A New York Minute In History
A New York Minute In History
Albany Mansion Marks 19th Century Murder | A New York Minute In History

On this Halloween episode of A New York Minute In History, we explore a murder in the state’s capital of Albany. In May 1827, a member of the city’s elite was killed in his family’s Georgian mansion at Cherry Hill.

The murder of John Whipple resulted in two sensational trials steeped in the issues of their time, and the last public hanging in Albany. Historic Cherry Hill continues to mark the anniversary, as WAMC’s Jesse King found out.

WAMC’s Jesse King speaks with Historic Cherry Hill’s Shawna Reilly in the room where the inquest for John Whipple took place. MICHAEL APOLLO/WAMC

Music used in this episode of A New York Minute In History includes “Roadside Bunkhouse” by Truck Stop.

A New York Minute In History is a podcast about the history of New York and the unique tales of New Yorkers. It is hosted by Devin Lander, the New York State Historian, and Saratoga County Historian Lauren Roberts. WAMC’s Jim Levulis is the producer. A New York Minute In History is a production of the New York State Museum, WAMC Northeast Public Radio and Archivist Media.
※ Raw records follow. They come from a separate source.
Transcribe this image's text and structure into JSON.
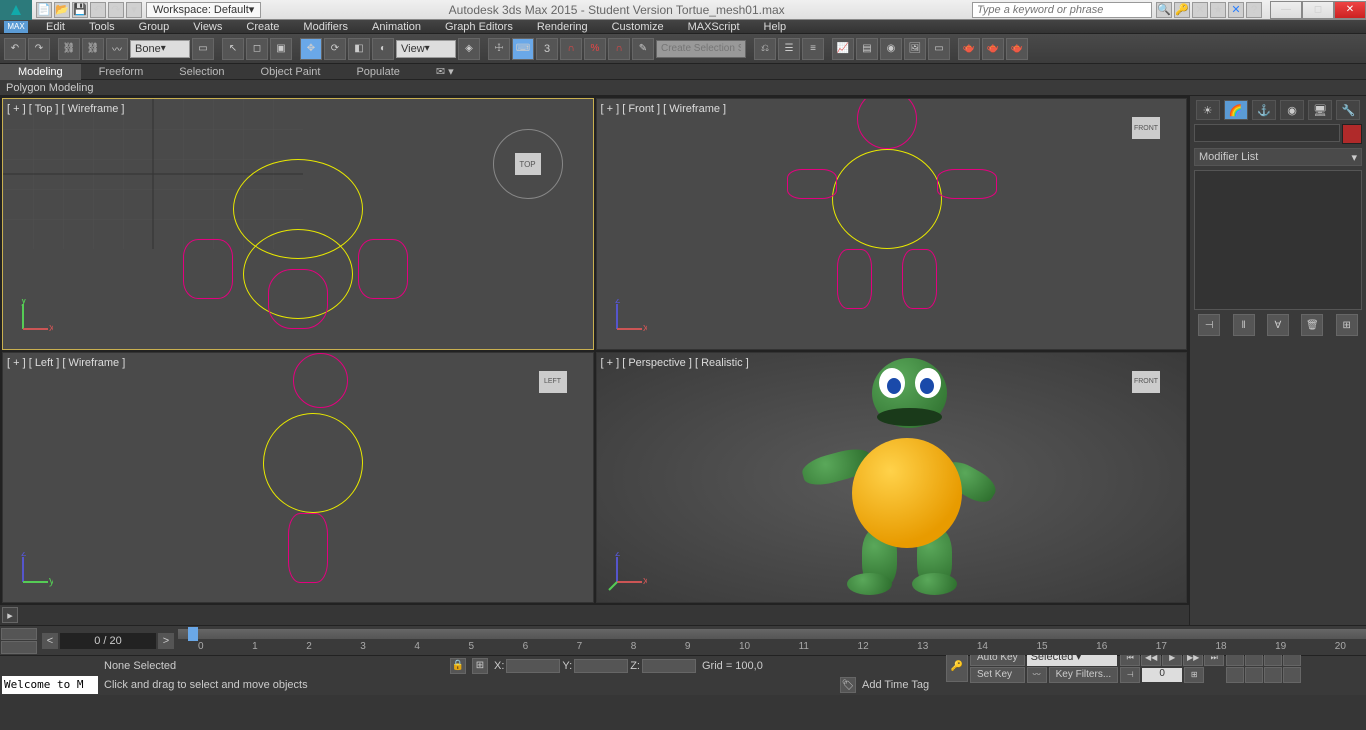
{
  "titlebar": {
    "workspace_label": "Workspace: Default",
    "app_title": "Autodesk 3ds Max 2015 - Student Version    Tortue_mesh01.max",
    "search_placeholder": "Type a keyword or phrase"
  },
  "menu": {
    "items": [
      "Edit",
      "Tools",
      "Group",
      "Views",
      "Create",
      "Modifiers",
      "Animation",
      "Graph Editors",
      "Rendering",
      "Customize",
      "MAXScript",
      "Help"
    ],
    "logo": "MAX"
  },
  "toolbar": {
    "bone_dropdown": "Bone",
    "view_dropdown": "View",
    "snap_value": "3",
    "selection_set_placeholder": "Create Selection Se"
  },
  "ribbon": {
    "tabs": [
      "Modeling",
      "Freeform",
      "Selection",
      "Object Paint",
      "Populate"
    ],
    "active": "Modeling",
    "sub": "Polygon Modeling"
  },
  "viewports": {
    "top": {
      "label": "[ + ] [ Top ] [ Wireframe ]",
      "cube": "TOP"
    },
    "front": {
      "label": "[ + ] [ Front ] [ Wireframe ]",
      "cube": "FRONT"
    },
    "left": {
      "label": "[ + ] [ Left ] [ Wireframe ]",
      "cube": "LEFT"
    },
    "persp": {
      "label": "[ + ] [ Perspective ] [ Realistic ]",
      "cube": "FRONT"
    }
  },
  "panel": {
    "modifier_list": "Modifier List"
  },
  "timeline": {
    "frame_display": "0 / 20",
    "ticks": [
      "0",
      "1",
      "2",
      "3",
      "4",
      "5",
      "6",
      "7",
      "8",
      "9",
      "10",
      "11",
      "12",
      "13",
      "14",
      "15",
      "16",
      "17",
      "18",
      "19",
      "20"
    ]
  },
  "status": {
    "welcome": "Welcome to M",
    "selection": "None Selected",
    "hint": "Click and drag to select and move objects",
    "x_label": "X:",
    "y_label": "Y:",
    "z_label": "Z:",
    "grid": "Grid = 100,0",
    "add_time_tag": "Add Time Tag",
    "auto_key": "Auto Key",
    "set_key": "Set Key",
    "selected_drop": "Selected",
    "key_filters": "Key Filters...",
    "frame_spin": "0"
  }
}
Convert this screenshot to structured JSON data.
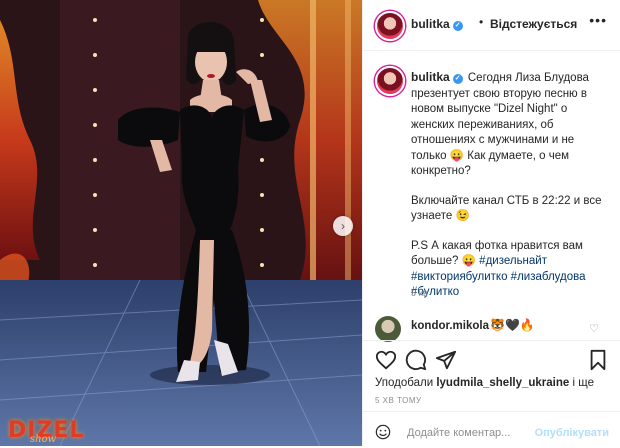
{
  "header": {
    "username": "bulitka",
    "separator": "•",
    "follow_label": "Відстежується",
    "more": "•••"
  },
  "caption": {
    "username": "bulitka",
    "paragraph1": "Сегодня Лиза Блудова презентует свою вторую песню в новом выпуске \"Dizel Night\" о женских переживаниях, об отношениях с мужчинами и не только 😛 Как думаете, о чем конкретно?",
    "paragraph2": "Включайте канал СТБ в 22:22 и все узнаете 😉",
    "paragraph3": "P.S А какая фотка нравится вам больше? 😛",
    "hashtags": [
      "#дизельнайт",
      "#викториябулитко",
      "#лизаблудова",
      "#булитко"
    ],
    "time": "5 хв"
  },
  "comment": {
    "username": "kondor.mikola",
    "text": "🐯🖤🔥",
    "like_icon": "heart-outline-icon"
  },
  "actions": {
    "icons": [
      "heart-icon",
      "comment-icon",
      "share-icon",
      "bookmark-icon"
    ],
    "liked_prefix": "Уподобали",
    "liked_user": "lyudmila_shelly_ukraine",
    "liked_suffix": "і ще",
    "date": "5 ХВ ТОМУ"
  },
  "add_comment": {
    "placeholder": "Додайте коментар...",
    "publish_label": "Опублікувати"
  },
  "photo": {
    "logo": "DIZEL",
    "logo_sub": "show"
  },
  "colors": {
    "link": "#00376b",
    "verified": "#3897f0",
    "publish_disabled": "#b2dffc",
    "muted": "#8e8e8e"
  }
}
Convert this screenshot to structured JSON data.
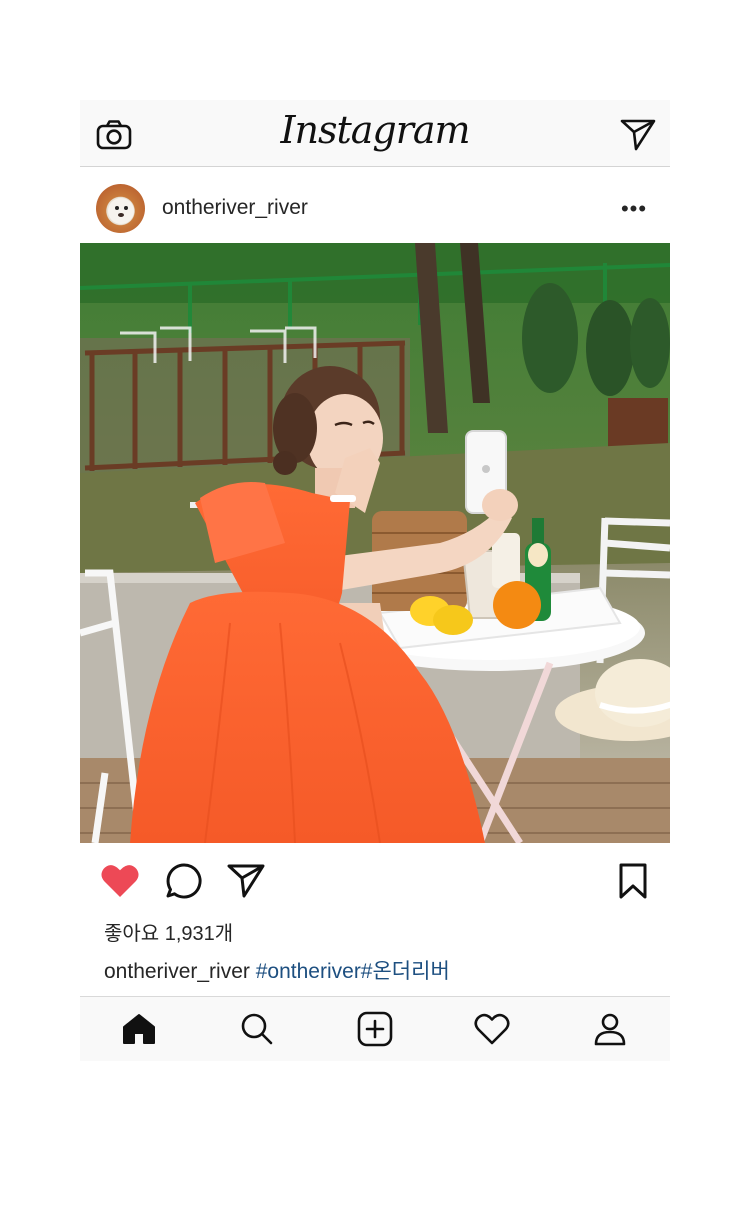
{
  "app": {
    "brand": "Instagram"
  },
  "top_bar": {
    "left_icon": "camera-icon",
    "right_icon": "direct-send-icon"
  },
  "post": {
    "username": "ontheriver_river",
    "menu_icon": "more-options-icon",
    "more_label": "•••",
    "image_description_icon": "photo",
    "likes_text": "좋아요 1,931개",
    "caption_username": "ontheriver_river",
    "caption_tags": "#ontheriver#온더리버",
    "liked": true,
    "colors": {
      "like_red": "#ed4956",
      "hashtag_blue": "#1d4f80",
      "text": "#262626"
    }
  },
  "action_icons": [
    "heart-icon",
    "comment-icon",
    "share-icon",
    "bookmark-icon"
  ],
  "bottom_nav": {
    "items": [
      "home-icon",
      "search-icon",
      "add-post-icon",
      "activity-heart-icon",
      "profile-icon"
    ],
    "active": "home-icon"
  }
}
Support for this podcast comes from the William G. Pomeroy Foundation®, which helps people celebrate their community’s history by providing grants for historic markers and plaques. Since 2006, the Foundation has expanded from one to six different signage grant programs, and funded nearly 900 signs across New York State and beyond … all the way to Alaska! With all these options, there’s never been a better time to apply.

The Foundation’s programs in the Empire State include commemorating national women’s suffrage, historic canals, sites on the National Register of Historic Places, New York State’s history, and folklore and legends. Grants are available to 501(c)(3) organizations, nonprofit academic institutions, and municipalities. To apply for signage at no cost to you, or to learn more about the Foundation’s grant programs, visit WGPfoundation.org.

This program is also funded in part by Humanities New York with support from the National Endowment for the Humanities. Any views, findings, conclusions or recommendations expressed in this podcast do not necessarily represent those of the National Endowment for the Humanities.